Even though FERC is made up of political appointees from both parties, it is set up as an independent regulatory agency, and former commissioners uniformly testify to the collegial and nonpartisan approach they apply to its deliberations.
"Ninety-nine percent of the orders are apolitical, nonpolitical, nonpartisan," said Spitzer, a Republican.
"But on a lot of energy issues, it’s not partisan; it’s really based on region," he said.
Jon Wellinghoff, a Democrat who chaired the commission from 2009 to 2013, said, "None of us felt that there was any partisanship whatsoever.

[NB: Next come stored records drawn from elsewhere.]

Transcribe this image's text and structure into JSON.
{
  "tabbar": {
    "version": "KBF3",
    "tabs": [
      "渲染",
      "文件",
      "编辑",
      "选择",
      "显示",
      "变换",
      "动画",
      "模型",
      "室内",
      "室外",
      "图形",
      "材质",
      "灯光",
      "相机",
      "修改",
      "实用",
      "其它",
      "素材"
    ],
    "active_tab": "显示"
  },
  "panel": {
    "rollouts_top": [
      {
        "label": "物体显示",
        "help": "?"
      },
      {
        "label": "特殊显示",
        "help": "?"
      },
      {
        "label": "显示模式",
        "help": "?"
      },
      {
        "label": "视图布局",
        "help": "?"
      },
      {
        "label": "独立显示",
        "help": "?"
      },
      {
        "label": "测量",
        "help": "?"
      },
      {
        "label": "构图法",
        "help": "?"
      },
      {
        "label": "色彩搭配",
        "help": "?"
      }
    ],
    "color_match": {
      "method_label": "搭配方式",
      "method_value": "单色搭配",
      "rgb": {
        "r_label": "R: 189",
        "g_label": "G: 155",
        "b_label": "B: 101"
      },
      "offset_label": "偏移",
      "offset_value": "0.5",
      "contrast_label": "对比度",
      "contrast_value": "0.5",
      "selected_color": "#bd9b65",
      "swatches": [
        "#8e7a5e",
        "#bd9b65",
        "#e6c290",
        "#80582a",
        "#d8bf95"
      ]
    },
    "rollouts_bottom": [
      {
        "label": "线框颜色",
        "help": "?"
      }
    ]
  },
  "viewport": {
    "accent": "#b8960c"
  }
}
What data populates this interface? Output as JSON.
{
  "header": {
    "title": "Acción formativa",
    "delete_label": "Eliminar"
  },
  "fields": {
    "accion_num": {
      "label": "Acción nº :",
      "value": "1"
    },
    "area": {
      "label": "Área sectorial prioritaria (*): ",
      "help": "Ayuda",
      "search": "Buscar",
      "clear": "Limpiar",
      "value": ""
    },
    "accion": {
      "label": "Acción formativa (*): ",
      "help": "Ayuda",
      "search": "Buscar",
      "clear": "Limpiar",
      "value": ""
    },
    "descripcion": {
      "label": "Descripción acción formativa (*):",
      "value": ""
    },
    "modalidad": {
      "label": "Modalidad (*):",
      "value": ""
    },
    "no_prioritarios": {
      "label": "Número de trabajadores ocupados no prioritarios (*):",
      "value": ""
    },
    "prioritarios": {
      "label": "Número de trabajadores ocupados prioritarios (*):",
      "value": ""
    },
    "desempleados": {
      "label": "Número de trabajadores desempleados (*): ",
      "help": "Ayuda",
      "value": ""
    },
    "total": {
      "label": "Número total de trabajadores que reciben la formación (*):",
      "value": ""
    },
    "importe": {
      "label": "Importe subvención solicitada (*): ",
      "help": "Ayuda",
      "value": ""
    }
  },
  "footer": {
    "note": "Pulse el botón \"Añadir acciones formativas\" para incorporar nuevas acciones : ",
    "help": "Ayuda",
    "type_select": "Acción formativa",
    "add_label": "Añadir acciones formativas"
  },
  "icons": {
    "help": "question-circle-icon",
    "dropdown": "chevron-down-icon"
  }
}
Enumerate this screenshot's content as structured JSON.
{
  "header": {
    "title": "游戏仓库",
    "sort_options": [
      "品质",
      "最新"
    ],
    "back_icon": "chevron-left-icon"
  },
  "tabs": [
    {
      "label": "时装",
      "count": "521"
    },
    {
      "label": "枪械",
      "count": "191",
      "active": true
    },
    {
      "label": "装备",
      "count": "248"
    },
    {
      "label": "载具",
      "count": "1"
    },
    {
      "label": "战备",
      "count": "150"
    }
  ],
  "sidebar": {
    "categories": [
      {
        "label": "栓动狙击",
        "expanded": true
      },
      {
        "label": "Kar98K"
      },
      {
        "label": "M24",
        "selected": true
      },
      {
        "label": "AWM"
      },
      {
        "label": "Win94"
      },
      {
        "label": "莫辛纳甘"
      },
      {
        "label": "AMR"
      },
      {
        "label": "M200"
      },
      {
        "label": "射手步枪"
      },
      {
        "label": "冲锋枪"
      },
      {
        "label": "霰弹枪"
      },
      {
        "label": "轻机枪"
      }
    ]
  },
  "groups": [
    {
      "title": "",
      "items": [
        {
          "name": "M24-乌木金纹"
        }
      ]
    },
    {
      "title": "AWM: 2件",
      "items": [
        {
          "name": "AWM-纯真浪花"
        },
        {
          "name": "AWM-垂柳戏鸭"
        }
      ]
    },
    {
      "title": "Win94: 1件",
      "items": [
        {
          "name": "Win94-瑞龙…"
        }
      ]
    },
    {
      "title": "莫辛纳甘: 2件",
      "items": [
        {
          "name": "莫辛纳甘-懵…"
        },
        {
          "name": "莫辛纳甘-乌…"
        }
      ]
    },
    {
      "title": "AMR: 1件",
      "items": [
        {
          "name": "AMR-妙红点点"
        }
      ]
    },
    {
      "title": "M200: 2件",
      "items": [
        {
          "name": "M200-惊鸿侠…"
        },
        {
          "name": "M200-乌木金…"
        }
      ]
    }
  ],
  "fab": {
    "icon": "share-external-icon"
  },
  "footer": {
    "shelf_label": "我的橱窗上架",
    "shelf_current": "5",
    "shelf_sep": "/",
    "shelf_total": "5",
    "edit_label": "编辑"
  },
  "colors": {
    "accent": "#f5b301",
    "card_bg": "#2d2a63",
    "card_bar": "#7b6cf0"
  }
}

"The whole seven years I was there, I never got a call from the White House. About anything. I got more calls from senators on the Hill about particular issues from states. I never got any pushback from the White House about anything," Wellinghoff said.
Clark anticipates that "the White House will conduct itself in such a way as has been done in the past. I would certainly encourage anyone who comes to the commission, regardless of which party is in control of the White House, to maintain that tradition of a truly independent regulatory agency."
Former Commissioner Nora Brownell, a Republican, also said she hopes the agency will "remain independent and nonpartisan."
"And there’s a lot of reasons for that. You take an oath of office, so if somebody from the White House calls and gave you direction, I think you’d have to look at the oath and the ethics of that," she said.
"But [FERC] is an economic regulator. Its very independence gives certainty to the investment community. If you end up creating ambiguity and uncertainty and, frankly, distrust in the people who put up the money for these large, long-term projects, you really have an enormous economic problem in the country," Brownell said.
FERC’s process has to "create the transparency and the credibility necessary to attract long-term investment. And the moment it looks as if people are playing with the rules or acting in a partisan way, I think you really, really shake the underpinnings of that economic certainty," she said.
Rubio was McIntyre’s 2016 choice
McIntyre has been a reliable donor to Republican candidates, Federal Election Commission records show.
Since 1999, he has donated a relatively modest $19,500 to candidates for Congress and the presidency.
He contributed to the presidential campaign of Arizona Sen. John McCain and the 2012 bid by former Massachusetts Gov. Mitt Romney.
He did not contribute to the Trump campaign; he and his wife gave money in 2016 to the campaign of Florida Sen. Marco Rubio.
McIntyre received his law degree in 1988 from Georgetown University, where he was executive editor of the school’s publication Law and Policy in International Business.
He also belonged to the Gilbert & Sullivan Society, a student organization that produces Broadway musicals and Gilbert and Sullivan operettas.
McIntyre is a dedicated fan of Georgetown Hoyas basketball, for which he has season tickets at center court.
His Senate confirmation hearing is scheduled for Sept. 7 before the Energy and Natural Resources Committee. At the same time, the committee will hear the nomination of Democrat Richard Glick, minority general counsel for the committee, to fill out the commission.
September will be a busy month in the Senate, but expect a push to get McIntyre and Glick approved in time for them to participate in the commission’s Sept. 20 meeting.